From the point of release Southward, lay some 14 miles of downhill grade. The flat picked up speed, passing over Provincial Hwy #25, over CNR mainline at Forrest Transfer, over numerous Municipal crossings, past Forrest station, over Provincial Hwy. #10 and Southward at an estimated speed of 30 MPH, ultimate destination CPR main line at Chater.
After the flat whizzed by my office window, I attempted to advise the Train Dispatcher in Brandon of what was happening, but Art Grant, Road Foreman of Engines, was speaking to someone on the Dispatcher’s phone about a problem, so I rather rudely interrupted him and told him the drill, that should the flat car run over the knoll at Barager, it could run out onto the mainline at Chater. I was told Mr. Grant and Gordon Dingwall & Division Master Mechanic vacated Company premises in Brandon and broke all speed limits driving out to the Mental Hospital Spur at Barager, arriving in time to see the flat come slowly to a halt. It was their intention to derail the flat by any means they could, likely open Barager switch to put the flat on the ground.

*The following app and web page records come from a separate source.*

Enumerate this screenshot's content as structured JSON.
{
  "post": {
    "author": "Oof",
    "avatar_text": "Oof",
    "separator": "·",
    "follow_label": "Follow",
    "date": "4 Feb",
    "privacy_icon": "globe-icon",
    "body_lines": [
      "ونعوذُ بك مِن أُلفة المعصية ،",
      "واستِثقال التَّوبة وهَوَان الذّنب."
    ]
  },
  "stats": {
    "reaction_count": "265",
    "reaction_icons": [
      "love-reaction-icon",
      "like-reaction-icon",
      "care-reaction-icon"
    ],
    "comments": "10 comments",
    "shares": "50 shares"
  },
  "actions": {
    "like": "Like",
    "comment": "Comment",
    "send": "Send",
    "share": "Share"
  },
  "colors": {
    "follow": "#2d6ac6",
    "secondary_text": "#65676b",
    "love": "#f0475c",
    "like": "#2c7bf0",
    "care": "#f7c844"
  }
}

After advising Mr. Grant, I telephoned the Plains Western Gas Plant at #1 Hiwy., and asked a person to watch for the runaway and flag #1 Hwy., crossing, even though the crossing was protected with signal lights. A lone flat car travelling at any speed would not be seen and #1 was a busy highway. The crossing was flagged and the flatcar passed over.
So, a catastrophe had been diverted through good fortune. All crossings at grade were passed over and wonder of all wonders a CNR train was not passing Forrest Transfer. The Miniota train on return, nosed onto the empty cars on the main track, pushed them down to Forrest, ran around them, picked up the runaway at Barager, proceeded to Brandon yard and tied up.
It appeared the section crew was in for a citation, however cooler heads must have prevailed, inasmuch as Section crew was not “Running Trades” personnel and no injury nor loss of equipment resulted. The case was closed. In conversation with Superintendent Lowe next day, I asked him if he would write Plains Western Staff a letter of thanks. which he agreed to do.
Plains Western staff were pleased with the letter and to have received some recognition. The plant Manager advised me that they had been on the CPR “bad list” as shortly before this incident they had flared-off some excess product and had melted the telegraph wires on a CPR pole nearby, and had received an angry blast from the CPR linesman.
As Robert Burns so aptly put in his poem; ‘the best laid schemes o’mice and men.…gang aft a‑gley’
The North Branches are abandoned now !.…Written December 2004.
****Editor’s note.…In the 1950’s a carload of grain escaped from Franklin, Manitoba and ran all the way to Gladstone before it came to a stop. No other details are available****